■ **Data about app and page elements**
╔══

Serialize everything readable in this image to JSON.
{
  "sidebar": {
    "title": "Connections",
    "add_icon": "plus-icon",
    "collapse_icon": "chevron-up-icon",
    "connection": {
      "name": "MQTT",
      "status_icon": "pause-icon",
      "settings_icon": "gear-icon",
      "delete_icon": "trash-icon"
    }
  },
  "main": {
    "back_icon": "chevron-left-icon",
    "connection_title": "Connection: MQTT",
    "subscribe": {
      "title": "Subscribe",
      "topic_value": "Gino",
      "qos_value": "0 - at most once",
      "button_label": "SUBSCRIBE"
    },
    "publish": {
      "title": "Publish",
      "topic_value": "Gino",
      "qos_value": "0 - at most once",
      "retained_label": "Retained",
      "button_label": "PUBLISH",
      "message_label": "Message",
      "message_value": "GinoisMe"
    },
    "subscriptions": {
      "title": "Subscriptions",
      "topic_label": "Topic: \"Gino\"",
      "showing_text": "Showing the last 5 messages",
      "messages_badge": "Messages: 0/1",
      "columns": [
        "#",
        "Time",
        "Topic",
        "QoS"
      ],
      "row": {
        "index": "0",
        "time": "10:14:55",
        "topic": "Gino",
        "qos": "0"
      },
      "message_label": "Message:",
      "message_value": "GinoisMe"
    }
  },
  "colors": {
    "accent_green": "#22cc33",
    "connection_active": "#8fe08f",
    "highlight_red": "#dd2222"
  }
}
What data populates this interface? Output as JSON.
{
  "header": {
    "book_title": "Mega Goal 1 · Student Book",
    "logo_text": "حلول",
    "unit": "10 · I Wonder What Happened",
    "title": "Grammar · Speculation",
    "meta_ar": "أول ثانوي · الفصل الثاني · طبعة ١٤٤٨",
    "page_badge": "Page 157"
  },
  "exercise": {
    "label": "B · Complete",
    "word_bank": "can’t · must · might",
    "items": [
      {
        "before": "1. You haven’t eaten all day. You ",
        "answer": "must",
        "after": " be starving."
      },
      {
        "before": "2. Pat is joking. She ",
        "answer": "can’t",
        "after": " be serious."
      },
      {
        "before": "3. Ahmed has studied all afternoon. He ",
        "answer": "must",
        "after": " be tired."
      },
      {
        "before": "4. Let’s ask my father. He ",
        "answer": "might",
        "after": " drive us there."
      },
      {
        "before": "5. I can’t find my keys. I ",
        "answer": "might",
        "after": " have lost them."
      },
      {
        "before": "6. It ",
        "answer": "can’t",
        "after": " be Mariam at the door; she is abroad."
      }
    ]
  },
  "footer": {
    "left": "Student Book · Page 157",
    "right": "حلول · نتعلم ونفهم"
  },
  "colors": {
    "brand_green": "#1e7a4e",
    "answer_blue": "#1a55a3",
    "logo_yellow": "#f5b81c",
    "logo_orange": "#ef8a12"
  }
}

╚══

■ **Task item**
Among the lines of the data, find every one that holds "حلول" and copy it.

■ **Answer to this task**
    "logo_text": "حلول",
    "right": "حلول · نتعلم ونفهم"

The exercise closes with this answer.